unseen to our eyes, act as runway markings to guide a bee to the flower’s nectar & pollen. Because of their dependence on UV
markings, without UV light the bees stop foraging flights & stay in their hive until driven out by extreme food shortages.
Mountain Camp Feeding – from Kelley Bee News (Nov 2011)
- Use 1 or 2 inch spacer placed directly on top brood box
- Add 2 sheets of newspaper directly on frames (leave 1/3 of frames exposed)
- Mist paper with water spray or sugar syrup
- Dump 1-2# sugar on paper and mist sugar to clump, repeat sugar and spray once more
- Misting sugar to clump will keep bees from carrying it out as a foreign material
- Condensation from cluster heat will be absorbed by newspaper
- If bees have not used all sugar by spring, use it to make first batch of 1:1 syrup
Watch food stores with this unseasonal warm weather. Minimal stores are consumed at an ambient temperature of 400. With our 500 to 600 of late, (and if you have already wrapped) stored honey could be munched quite readily.
Sugar Syrup (2:1) may be fed IF temps hold over 500 for a few days each week.
This is an election year for our organization. All positions are open and can be “campaigned” for. Elections take place at our Annual Meeting in April. The nominating committee is made up of Marte Ayers and Paul Desilets. If anyone would like to sit on our board (board meetings occur quarterly), please contact either Marte or Paul at the next meeting.
We seem to be O.K. with the Board of Directors and all positions except for Vice-President. John Beach has decided to move up to the President’s slot, but we need someone to fill in when John cannot be at a meeting.

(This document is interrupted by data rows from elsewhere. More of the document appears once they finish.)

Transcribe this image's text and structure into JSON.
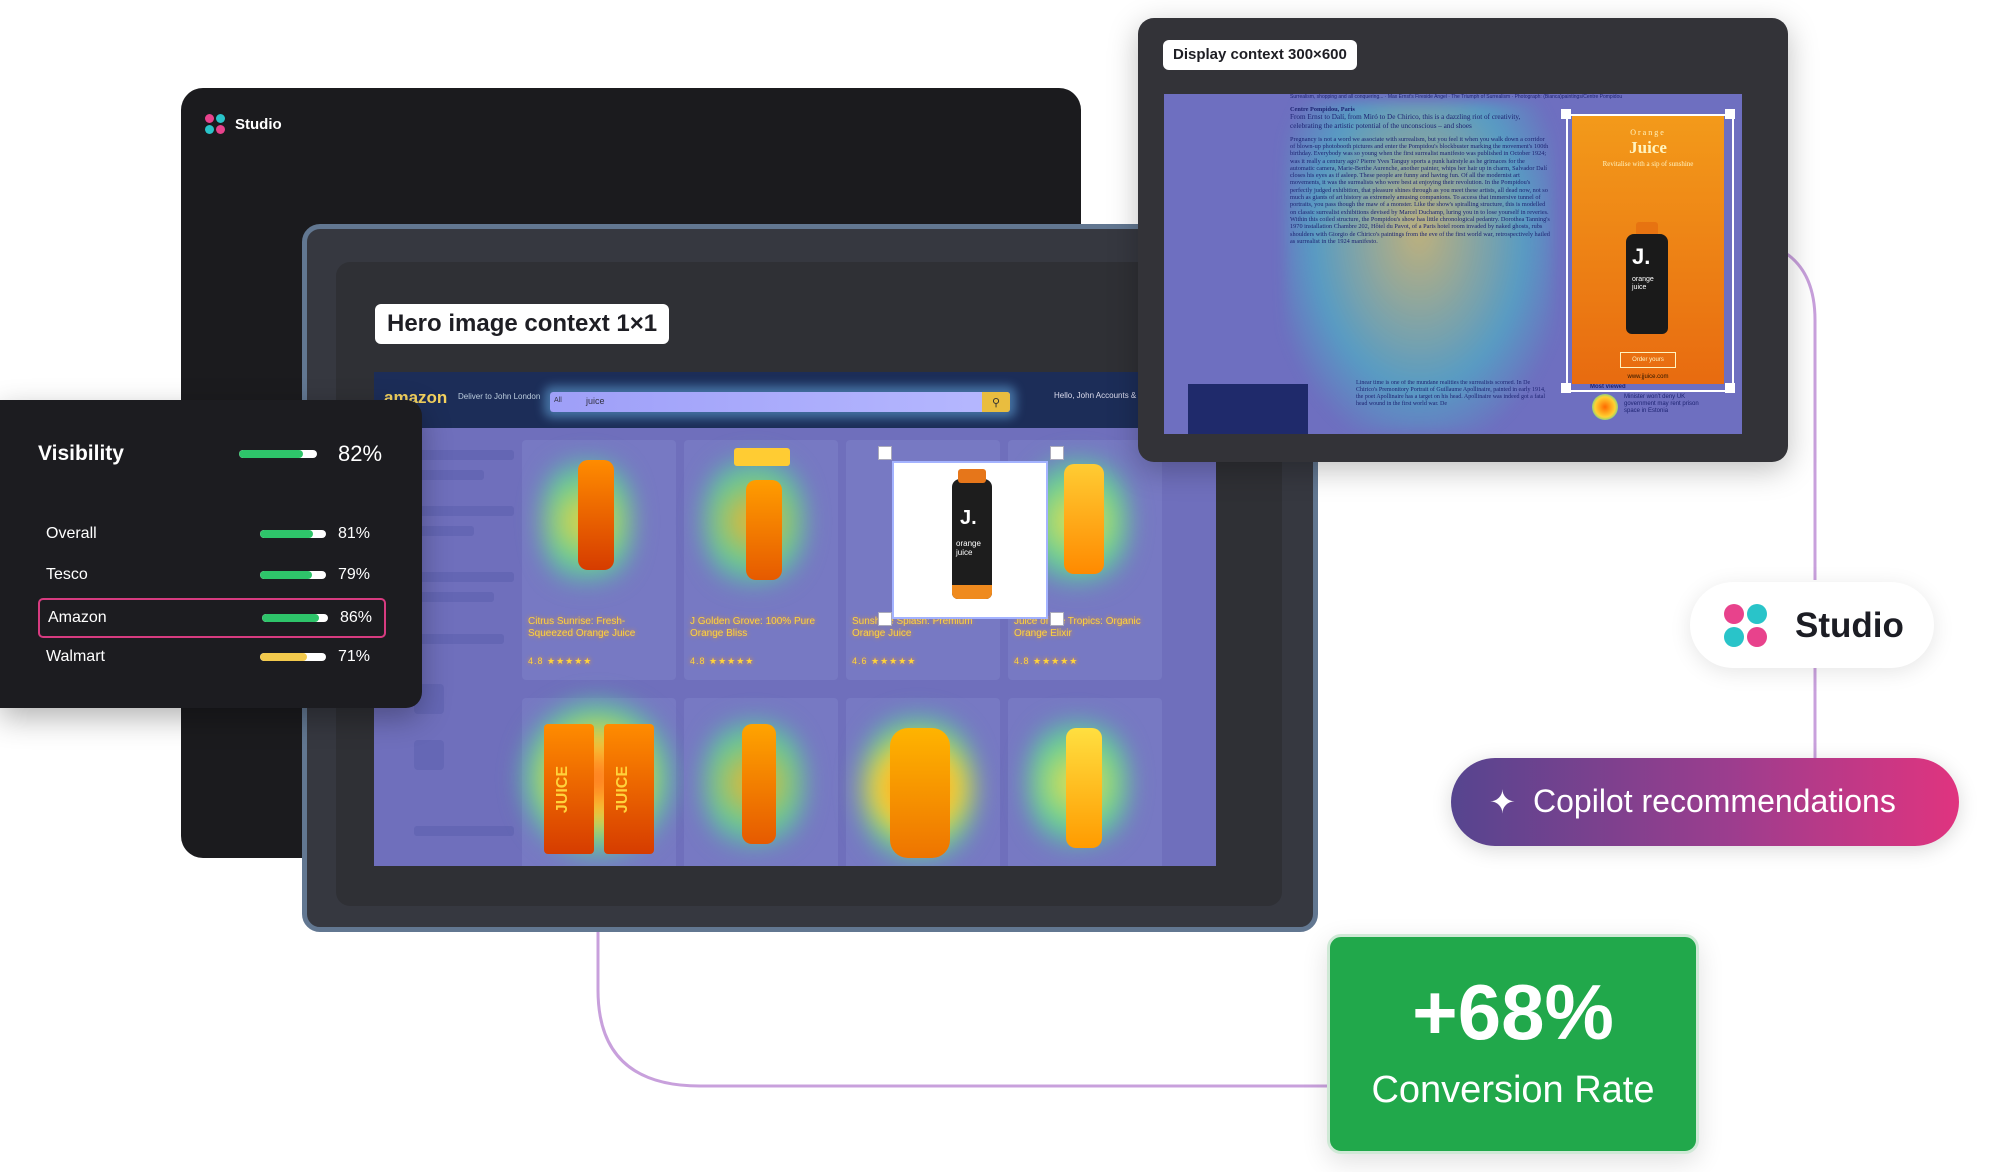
{
  "back_window": {
    "app_name": "Studio"
  },
  "hero": {
    "label": "Hero image context 1×1",
    "amazon": {
      "logo": "amazon",
      "deliver": "Deliver to John London",
      "search_category": "All",
      "search_text": "juice",
      "account": "Hello, John Accounts & Lists",
      "products": [
        {
          "title": "Citrus Sunrise: Fresh-Squeezed Orange Juice",
          "rating": "4.8 ★★★★★"
        },
        {
          "title": "J Golden Grove: 100% Pure Orange Bliss",
          "rating": "4.8 ★★★★★"
        },
        {
          "title": "Sunshine Splash: Premium Orange Juice",
          "rating": "4.6 ★★★★★"
        },
        {
          "title": "Juice of the Tropics: Organic Orange Elixir",
          "rating": "4.8 ★★★★★"
        }
      ],
      "selected_product": {
        "brand": "J.",
        "name": "orange juice"
      },
      "carton_labels": [
        "JUICE",
        "JUICE"
      ]
    }
  },
  "display": {
    "label": "Display context 300×600",
    "article": {
      "breadcrumb": "Surrealism, shopping and all conquering... · Max Ernst's Fireside Angel · The Triumph of Surrealism · Photograph: (Bianca)paintings/Centre Pompidou",
      "kicker": "Centre Pompidou, Paris",
      "headline": "From Ernst to Dalí, from Miró to De Chirico, this is a dazzling riot of creativity, celebrating the artistic potential of the unconscious – and shoes",
      "body": "Pregnancy is not a word we associate with surrealism, but you feel it when you walk down a corridor of blown-up photobooth pictures and enter the Pompidou's blockbuster marking the movement's 100th birthday. Everybody was so young when the first surrealist manifesto was published in October 1924; was it really a century ago? Pierre Yves Tanguy sports a punk hairstyle as he grimaces for the automatic camera, Marie-Berthe Aurenche, another painter, whips her hair up in charm, Salvador Dalí closes his eyes as if asleep. These people are funny and having fun. Of all the modernist art movements, it was the surrealists who were best at enjoying their revolution. In the Pompidou's perfectly judged exhibition, that pleasure shines through as you meet these artists, all dead now, not so much as giants of art history as extremely amusing companions. To access that immersive tunnel of portraits, you pass though the maw of a monster. Like the show's spiralling structure, this is modelled on classic surrealist exhibitions devised by Marcel Duchamp, luring you in to lose yourself in reveries. Within this coiled structure, the Pompidou's show has little chronological pedantry. Dorothea Tanning's 1970 installation Chambre 202, Hôtel du Pavot, of a Paris hotel room invaded by naked ghosts, rubs shoulders with Giorgio de Chirico's paintings from the eve of the first world war, retrospectively hailed as surrealist in the 1924 manifesto.",
      "lower": "Linear time is one of the mundane realities the surrealists scorned. In De Chirico's Premonitory Portrait of Guillaume Apollinaire, painted in early 1914, the poet Apollinaire has a target on his head. Apollinaire was indeed got a fatal head wound in the first world war. De",
      "most_viewed": "Most viewed",
      "most_viewed_item": "Minister won't deny UK government may rent prison space in Estonia"
    },
    "ad": {
      "kicker": "Orange",
      "title": "Juice",
      "tagline": "Revitalise with a sip of sunshine",
      "brand": "J.",
      "product": "orange juice",
      "button": "Order yours",
      "url": "www.jjuice.com"
    }
  },
  "visibility": {
    "title": "Visibility",
    "overall_value": "82%",
    "overall_fraction": 0.82,
    "rows": [
      {
        "label": "Overall",
        "value": "81%",
        "fraction": 0.81,
        "color": "#2ec46a"
      },
      {
        "label": "Tesco",
        "value": "79%",
        "fraction": 0.79,
        "color": "#2ec46a"
      },
      {
        "label": "Amazon",
        "value": "86%",
        "fraction": 0.86,
        "color": "#2ec46a"
      },
      {
        "label": "Walmart",
        "value": "71%",
        "fraction": 0.71,
        "color": "#f2c94c"
      }
    ],
    "highlighted_row": "Amazon"
  },
  "studio_pill": {
    "label": "Studio"
  },
  "copilot": {
    "icon": "sparkle-icon",
    "label": "Copilot recommendations"
  },
  "conversion": {
    "value": "+68%",
    "label": "Conversion Rate"
  },
  "colors": {
    "logo": [
      "#e8428c",
      "#29c4c9",
      "#29c4c9",
      "#e8428c"
    ],
    "accent_green": "#21a84b",
    "copilot_gradient": [
      "#56458f",
      "#e0347f"
    ],
    "connector": "#c8a0dc"
  }
}
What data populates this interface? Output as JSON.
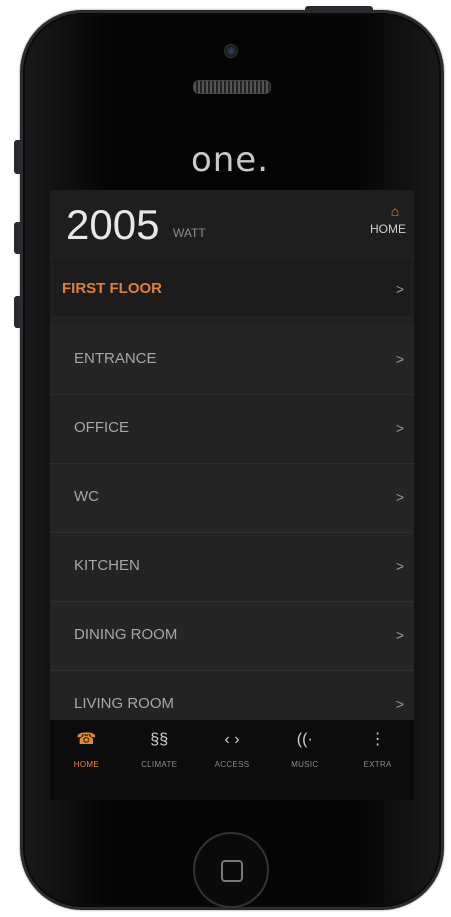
{
  "device": {
    "logo": "one."
  },
  "header": {
    "power_value": "2005",
    "power_unit": "WATT",
    "home_label": "HOME",
    "home_icon": "house-icon"
  },
  "floor": {
    "label": "FIRST FLOOR",
    "chevron": ">"
  },
  "rooms": [
    {
      "label": "ENTRANCE",
      "chevron": ">"
    },
    {
      "label": "OFFICE",
      "chevron": ">"
    },
    {
      "label": "WC",
      "chevron": ">"
    },
    {
      "label": "KITCHEN",
      "chevron": ">"
    },
    {
      "label": "DINING ROOM",
      "chevron": ">"
    },
    {
      "label": "LIVING ROOM",
      "chevron": ">"
    }
  ],
  "tabs": [
    {
      "label": "HOME",
      "icon": "home-icon",
      "glyph": "☎",
      "active": true
    },
    {
      "label": "CLIMATE",
      "icon": "climate-icon",
      "glyph": "§§",
      "active": false
    },
    {
      "label": "ACCESS",
      "icon": "access-icon",
      "glyph": "‹ ›",
      "active": false
    },
    {
      "label": "MUSIC",
      "icon": "music-icon",
      "glyph": "((·",
      "active": false
    },
    {
      "label": "EXTRA",
      "icon": "extra-icon",
      "glyph": "⋮",
      "active": false
    }
  ],
  "colors": {
    "accent": "#e88a2e",
    "background": "#222222"
  }
}
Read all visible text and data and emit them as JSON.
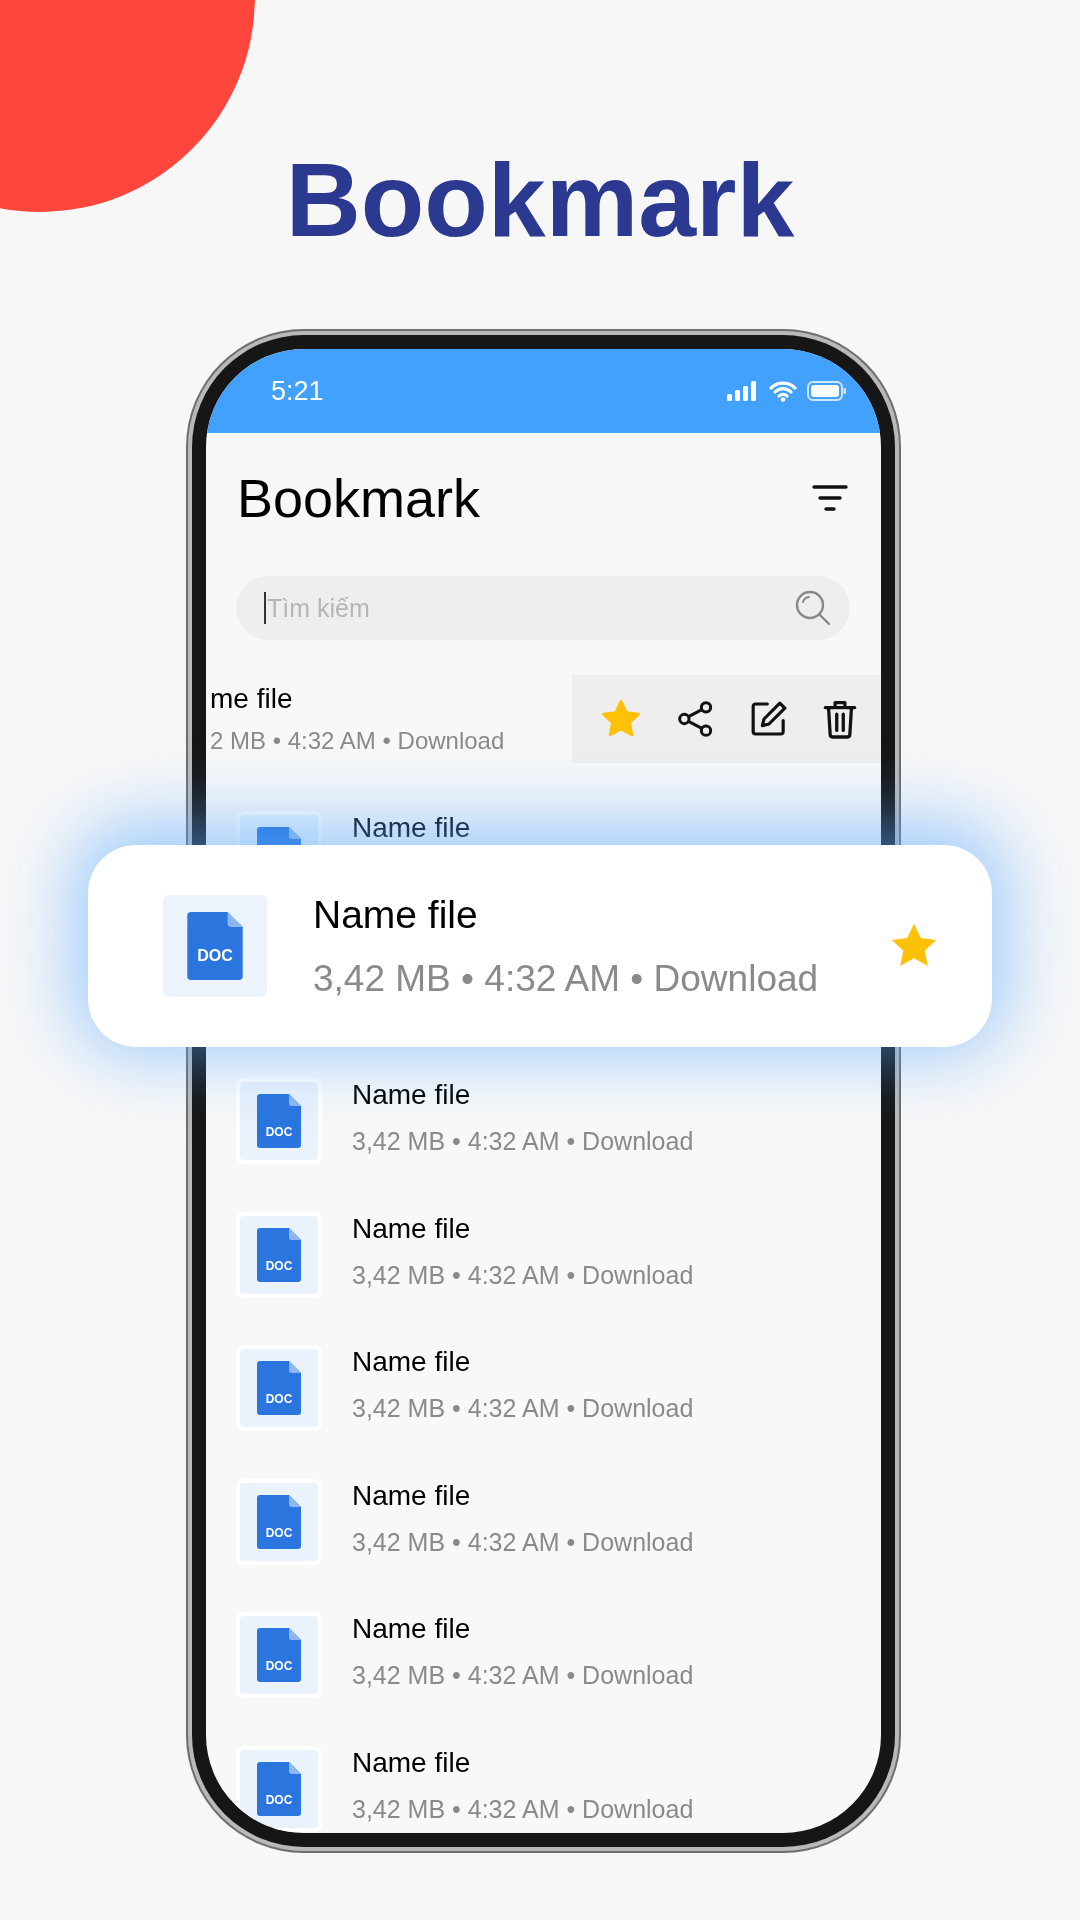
{
  "headline": "Bookmark",
  "status_bar": {
    "time": "5:21"
  },
  "header": {
    "title": "Bookmark"
  },
  "search": {
    "placeholder": "Tìm kiếm"
  },
  "swiped_item": {
    "title": "me file",
    "meta": "2 MB • 4:32 AM • Download",
    "starred": true
  },
  "files": [
    {
      "title": "Name file"
    },
    {
      "title": "Name file",
      "type": "DOC",
      "meta": "3,42 MB • 4:32 AM • Download"
    },
    {
      "title": "Name file",
      "type": "DOC",
      "meta": "3,42 MB • 4:32 AM • Download"
    },
    {
      "title": "Name file",
      "type": "DOC",
      "meta": "3,42 MB • 4:32 AM • Download"
    },
    {
      "title": "Name file",
      "type": "DOC",
      "meta": "3,42 MB • 4:32 AM • Download"
    },
    {
      "title": "Name file",
      "type": "DOC",
      "meta": "3,42 MB • 4:32 AM • Download"
    },
    {
      "title": "Name file",
      "type": "DOC",
      "meta": "3,42 MB • 4:32 AM • Download"
    }
  ],
  "highlighted_file": {
    "title": "Name file",
    "type": "DOC",
    "meta": "3,42 MB • 4:32 AM • Download",
    "starred": true
  }
}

Wow, February 24th and all the crocus are in bloom! The bees are going bonkers for the pollen and water in the birdbath and sucking it off of the door mats. We could not resist last week when the temperature reached 560 and just had to pull some frames. One grant hive has 3-4 frames of capped brood 4 to 5 inches in diameter and both deeps are crammed with bees. Hmmm. Will we see swarms in April?
There is a lot to consider with this situation (and we have heard from others with similar scenarios). This weather has been welcome, but how to adjust and evaluate these changes? Commonly, we would make splits with these strong hives by mid-May before they set to swarm. These hives will not wait, but it is too early for splits especially if you expect them to raise their own queens. When will we have sexually mature drones for mating? As a rule, these drones frequent the drone congregating areas in late May, signaling time to start raising queens. It appears a few extra inspections are in order.
Unless the weather changes dramatically in March, we plan on adding a third deep to these over-achieving hives. This will give the hive plenty of room to expand and can easily be split off when drones are available. And, will prevent the hive from swarming. A spare shallow or medium could also be used, but that will take it out of circulation for honey. Brood on honey frames is best culled or marked for brood rearing. Just some thoughts as you make inspections on these bonus days.
I have mentioned in the past issues that we do have some equipment not on the list that I send out, due to donations, no pick-ups, etc. Some of these are cone escape boards, Boardman feeders, Hive-top feeder (inserts only, no box)
» View Equipment Order Form (pdf)
Member Jeff Howard has a complete hive, fully assembled and painted, never used. Interested? Call Jeff 508-888-1016
GOT HONEY???? NEED JARS????? Call Ed Osmun, 508-802-0509 to order your glassware. Ed has ½, 1 & 2 pound Classic Honey Jars in stock. Sold in case lots only.